[Dataset rows for apps and sites]
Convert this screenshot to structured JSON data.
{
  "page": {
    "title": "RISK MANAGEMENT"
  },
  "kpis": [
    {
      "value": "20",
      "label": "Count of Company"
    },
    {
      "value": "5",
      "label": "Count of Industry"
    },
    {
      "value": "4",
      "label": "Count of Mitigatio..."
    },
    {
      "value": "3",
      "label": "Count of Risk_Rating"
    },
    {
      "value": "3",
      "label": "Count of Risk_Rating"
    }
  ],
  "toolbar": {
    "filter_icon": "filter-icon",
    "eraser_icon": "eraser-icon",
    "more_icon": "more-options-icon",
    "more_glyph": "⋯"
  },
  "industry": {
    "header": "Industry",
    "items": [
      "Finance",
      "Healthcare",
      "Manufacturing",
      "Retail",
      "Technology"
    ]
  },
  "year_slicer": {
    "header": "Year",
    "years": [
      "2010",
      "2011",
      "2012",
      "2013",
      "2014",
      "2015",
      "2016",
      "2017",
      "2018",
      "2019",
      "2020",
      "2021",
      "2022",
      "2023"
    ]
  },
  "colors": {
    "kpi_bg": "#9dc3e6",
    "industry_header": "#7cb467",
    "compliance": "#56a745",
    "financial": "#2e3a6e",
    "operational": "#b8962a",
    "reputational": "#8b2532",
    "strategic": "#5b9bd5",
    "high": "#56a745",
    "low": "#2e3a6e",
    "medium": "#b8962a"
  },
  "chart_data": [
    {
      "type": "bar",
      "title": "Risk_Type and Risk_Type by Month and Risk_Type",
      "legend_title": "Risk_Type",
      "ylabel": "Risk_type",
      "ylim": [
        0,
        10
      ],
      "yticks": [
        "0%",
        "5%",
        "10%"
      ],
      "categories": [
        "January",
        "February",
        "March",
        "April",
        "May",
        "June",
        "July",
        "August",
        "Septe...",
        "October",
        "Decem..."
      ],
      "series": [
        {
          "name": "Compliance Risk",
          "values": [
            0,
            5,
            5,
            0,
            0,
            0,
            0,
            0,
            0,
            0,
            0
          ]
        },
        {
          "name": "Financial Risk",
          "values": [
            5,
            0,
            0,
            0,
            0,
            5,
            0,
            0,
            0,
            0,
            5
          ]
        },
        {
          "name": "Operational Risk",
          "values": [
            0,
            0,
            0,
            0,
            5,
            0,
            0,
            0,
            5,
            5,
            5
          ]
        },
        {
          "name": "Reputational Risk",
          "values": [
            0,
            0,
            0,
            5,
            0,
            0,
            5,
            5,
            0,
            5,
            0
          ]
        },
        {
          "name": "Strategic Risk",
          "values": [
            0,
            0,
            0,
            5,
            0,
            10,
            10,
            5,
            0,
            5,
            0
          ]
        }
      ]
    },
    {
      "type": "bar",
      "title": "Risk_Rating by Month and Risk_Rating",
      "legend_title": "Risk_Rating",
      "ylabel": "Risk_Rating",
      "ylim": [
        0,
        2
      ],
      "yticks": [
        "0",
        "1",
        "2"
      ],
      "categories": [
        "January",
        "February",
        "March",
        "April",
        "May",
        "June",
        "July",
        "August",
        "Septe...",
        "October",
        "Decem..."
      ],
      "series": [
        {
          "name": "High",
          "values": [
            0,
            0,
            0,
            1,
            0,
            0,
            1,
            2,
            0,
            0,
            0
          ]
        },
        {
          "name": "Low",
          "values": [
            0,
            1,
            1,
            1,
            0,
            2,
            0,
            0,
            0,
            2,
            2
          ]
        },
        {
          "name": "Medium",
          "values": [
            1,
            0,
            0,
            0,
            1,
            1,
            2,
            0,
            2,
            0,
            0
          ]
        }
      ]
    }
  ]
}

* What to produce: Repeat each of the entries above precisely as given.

* Exercise response:
Convert this screenshot to structured JSON data.
{
  "page": {
    "title": "RISK MANAGEMENT"
  },
  "kpis": [
    {
      "value": "20",
      "label": "Count of Company"
    },
    {
      "value": "5",
      "label": "Count of Industry"
    },
    {
      "value": "4",
      "label": "Count of Mitigatio..."
    },
    {
      "value": "3",
      "label": "Count of Risk_Rating"
    },
    {
      "value": "3",
      "label": "Count of Risk_Rating"
    }
  ],
  "toolbar": {
    "filter_icon": "filter-icon",
    "eraser_icon": "eraser-icon",
    "more_icon": "more-options-icon",
    "more_glyph": "⋯"
  },
  "industry": {
    "header": "Industry",
    "items": [
      "Finance",
      "Healthcare",
      "Manufacturing",
      "Retail",
      "Technology"
    ]
  },
  "year_slicer": {
    "header": "Year",
    "years": [
      "2010",
      "2011",
      "2012",
      "2013",
      "2014",
      "2015",
      "2016",
      "2017",
      "2018",
      "2019",
      "2020",
      "2021",
      "2022",
      "2023"
    ]
  },
  "colors": {
    "kpi_bg": "#9dc3e6",
    "industry_header": "#7cb467",
    "compliance": "#56a745",
    "financial": "#2e3a6e",
    "operational": "#b8962a",
    "reputational": "#8b2532",
    "strategic": "#5b9bd5",
    "high": "#56a745",
    "low": "#2e3a6e",
    "medium": "#b8962a"
  },
  "chart_data": [
    {
      "type": "bar",
      "title": "Risk_Type and Risk_Type by Month and Risk_Type",
      "legend_title": "Risk_Type",
      "ylabel": "Risk_type",
      "ylim": [
        0,
        10
      ],
      "yticks": [
        "0%",
        "5%",
        "10%"
      ],
      "categories": [
        "January",
        "February",
        "March",
        "April",
        "May",
        "June",
        "July",
        "August",
        "Septe...",
        "October",
        "Decem..."
      ],
      "series": [
        {
          "name": "Compliance Risk",
          "values": [
            0,
            5,
            5,
            0,
            0,
            0,
            0,
            0,
            0,
            0,
            0
          ]
        },
        {
          "name": "Financial Risk",
          "values": [
            5,
            0,
            0,
            0,
            0,
            5,
            0,
            0,
            0,
            0,
            5
          ]
        },
        {
          "name": "Operational Risk",
          "values": [
            0,
            0,
            0,
            0,
            5,
            0,
            0,
            0,
            5,
            5,
            5
          ]
        },
        {
          "name": "Reputational Risk",
          "values": [
            0,
            0,
            0,
            5,
            0,
            0,
            5,
            5,
            0,
            5,
            0
          ]
        },
        {
          "name": "Strategic Risk",
          "values": [
            0,
            0,
            0,
            5,
            0,
            10,
            10,
            5,
            0,
            5,
            0
          ]
        }
      ]
    },
    {
      "type": "bar",
      "title": "Risk_Rating by Month and Risk_Rating",
      "legend_title": "Risk_Rating",
      "ylabel": "Risk_Rating",
      "ylim": [
        0,
        2
      ],
      "yticks": [
        "0",
        "1",
        "2"
      ],
      "categories": [
        "January",
        "February",
        "March",
        "April",
        "May",
        "June",
        "July",
        "August",
        "Septe...",
        "October",
        "Decem..."
      ],
      "series": [
        {
          "name": "High",
          "values": [
            0,
            0,
            0,
            1,
            0,
            0,
            1,
            2,
            0,
            0,
            0
          ]
        },
        {
          "name": "Low",
          "values": [
            0,
            1,
            1,
            1,
            0,
            2,
            0,
            0,
            0,
            2,
            2
          ]
        },
        {
          "name": "Medium",
          "values": [
            1,
            0,
            0,
            0,
            1,
            1,
            2,
            0,
            2,
            0,
            0
          ]
        }
      ]
    }
  ]
}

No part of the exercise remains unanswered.